- REQUIREMENT: One line at a time, check the entries below for the word "content", and copy each line that has it.

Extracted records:
^^^^^^^^
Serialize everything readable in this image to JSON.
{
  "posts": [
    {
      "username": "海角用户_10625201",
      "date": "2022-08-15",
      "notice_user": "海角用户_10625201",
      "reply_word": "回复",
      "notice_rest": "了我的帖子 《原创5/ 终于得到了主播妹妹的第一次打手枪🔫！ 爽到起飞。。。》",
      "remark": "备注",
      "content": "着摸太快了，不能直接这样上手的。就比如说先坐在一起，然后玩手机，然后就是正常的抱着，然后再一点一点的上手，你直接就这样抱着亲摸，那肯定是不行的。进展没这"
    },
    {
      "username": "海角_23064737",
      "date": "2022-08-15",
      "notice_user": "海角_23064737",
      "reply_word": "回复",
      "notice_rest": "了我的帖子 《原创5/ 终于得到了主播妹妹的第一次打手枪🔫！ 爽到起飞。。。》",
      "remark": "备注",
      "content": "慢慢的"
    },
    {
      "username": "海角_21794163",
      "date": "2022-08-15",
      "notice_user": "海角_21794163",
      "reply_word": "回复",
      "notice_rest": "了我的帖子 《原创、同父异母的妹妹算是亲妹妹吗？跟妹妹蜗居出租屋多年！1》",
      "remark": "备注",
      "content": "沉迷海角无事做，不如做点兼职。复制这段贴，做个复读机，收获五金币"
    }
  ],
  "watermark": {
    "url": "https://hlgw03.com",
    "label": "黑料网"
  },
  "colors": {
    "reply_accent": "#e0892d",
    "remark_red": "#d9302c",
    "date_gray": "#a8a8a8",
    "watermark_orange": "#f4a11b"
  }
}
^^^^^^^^
- REPLY:
      "content": "着摸太快了，不能直接这样上手的。就比如说先坐在一起，然后玩手机，然后就是正常的抱着，然后再一点一点的上手，你直接就这样抱着亲摸，那肯定是不行的。进展没这"
      "content": "慢慢的"
      "content": "沉迷海角无事做，不如做点兼职。复制这段贴，做个复读机，收获五金币"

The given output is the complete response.